We started to move, but something didn't feel right, and didn't sound right. Did the the tail come up a little too easily?
"Oh, no, we still have the tail dolly attached!" The tail dolly is a large fiberglass cuff with a large castering wheel that fits over the tail. It makes ground handling easier. Taking off with it attached would give us an aft CG, perhaps aft enough to negate or even reverse the glider's natural pitch stability. It would also hurt our glide ratio, in an unknown amount. Bad idea!
So I aborted. I was surprised how surely my eyes focused on the release handle and I pulled. The rope went with the towplane.
"Glider goes to the right, towplane goes to the left," I told Bill, steering rather gingerly toward the right side of the runway. I was really working the stick, keeping the wings level and the nose at the right attitude. We slowed, so I reached for the wheel brake and braked gently. With this much speed dragging a wingtip could lead to a groundloop, and pulling the brake too hard would dump the glider on its delicate nose.
But we stayed poised, balancing on that one big wheel, and came to a gentle stop at the side of the runway. I stopped the clock. The tail came down, on the tail wheel. The tail dolly was still at the launch point, where it belonged.
True confession: in all of my glider training (remember that I am still a newby) I had never done an abort on the runway. Oh, we talked about it, we prepared for it, we had low altitude "rope breaks" and landed straight ahead, we had "rope breaks" at 200' and turned around to land downwind, we had "rope breaks" on downwind and landed. In twins an "engine failure" on takeoff is a standard maneuver, so I've done it or taught it or evaluated it hundreds of times. But I had never actually aborted on the runway in a glider.
A glider on the runway is different from an airplane: there is only one point of contact, so there is less wheel drag, and the glider is more aerodynamically efficient, too.
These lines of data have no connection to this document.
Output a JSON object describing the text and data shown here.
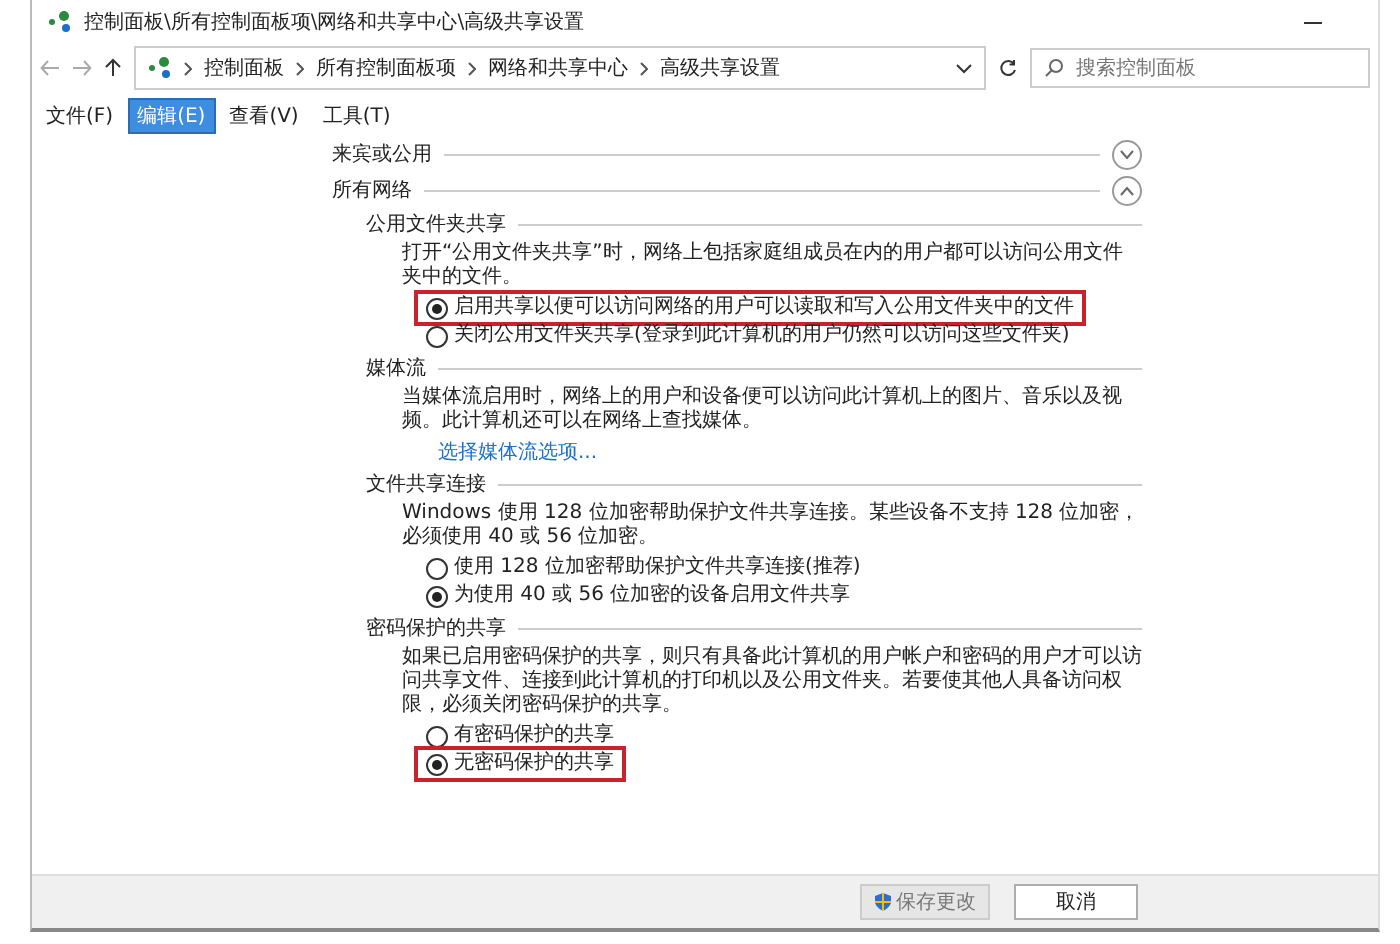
{
  "window": {
    "title": "控制面板\\所有控制面板项\\网络和共享中心\\高级共享设置"
  },
  "breadcrumb": [
    "控制面板",
    "所有控制面板项",
    "网络和共享中心",
    "高级共享设置"
  ],
  "search": {
    "placeholder": "搜索控制面板"
  },
  "menu": [
    {
      "label": "文件(F)",
      "selected": false
    },
    {
      "label": "编辑(E)",
      "selected": true
    },
    {
      "label": "查看(V)",
      "selected": false
    },
    {
      "label": "工具(T)",
      "selected": false
    }
  ],
  "profiles": [
    {
      "title": "来宾或公用",
      "expanded": false
    },
    {
      "title": "所有网络",
      "expanded": true,
      "groups": [
        {
          "title": "公用文件夹共享",
          "description": "打开“公用文件夹共享”时，网络上包括家庭组成员在内的用户都可以访问公用文件夹中的文件。",
          "options": [
            {
              "label": "启用共享以便可以访问网络的用户可以读取和写入公用文件夹中的文件",
              "selected": true,
              "highlighted": true
            },
            {
              "label": "关闭公用文件夹共享(登录到此计算机的用户仍然可以访问这些文件夹)",
              "selected": false,
              "highlighted": false
            }
          ]
        },
        {
          "title": "媒体流",
          "description": "当媒体流启用时，网络上的用户和设备便可以访问此计算机上的图片、音乐以及视频。此计算机还可以在网络上查找媒体。",
          "link": "选择媒体流选项..."
        },
        {
          "title": "文件共享连接",
          "description": "Windows 使用 128 位加密帮助保护文件共享连接。某些设备不支持 128 位加密，必须使用 40 或 56 位加密。",
          "options": [
            {
              "label": "使用 128 位加密帮助保护文件共享连接(推荐)",
              "selected": false,
              "highlighted": false
            },
            {
              "label": "为使用 40 或 56 位加密的设备启用文件共享",
              "selected": true,
              "highlighted": false
            }
          ]
        },
        {
          "title": "密码保护的共享",
          "description": "如果已启用密码保护的共享，则只有具备此计算机的用户帐户和密码的用户才可以访问共享文件、连接到此计算机的打印机以及公用文件夹。若要使其他人具备访问权限，必须关闭密码保护的共享。",
          "options": [
            {
              "label": "有密码保护的共享",
              "selected": false,
              "highlighted": false
            },
            {
              "label": "无密码保护的共享",
              "selected": true,
              "highlighted": true
            }
          ]
        }
      ]
    }
  ],
  "footer": {
    "buttons": [
      {
        "label": "保存更改",
        "kind": "shield"
      },
      {
        "label": "取消",
        "kind": "plain"
      }
    ]
  }
}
It takes more flying to stay in control. (I know; I tried it in a Cessna 172 this morning.)
I had done the right thing: decided to abort at a reasonable time, pulled the handle, made sure that the rope really released, and maintained control of the glider. The last one is the most important; losing control bends metal and breaks bones. So, following Douglas Adams's advice, don't panic!.
OK, "don't panic," there's the Douglas Adams connection. But where does 42 fit it?
I looked at my stopwatch. The elapsed time, in seconds, was...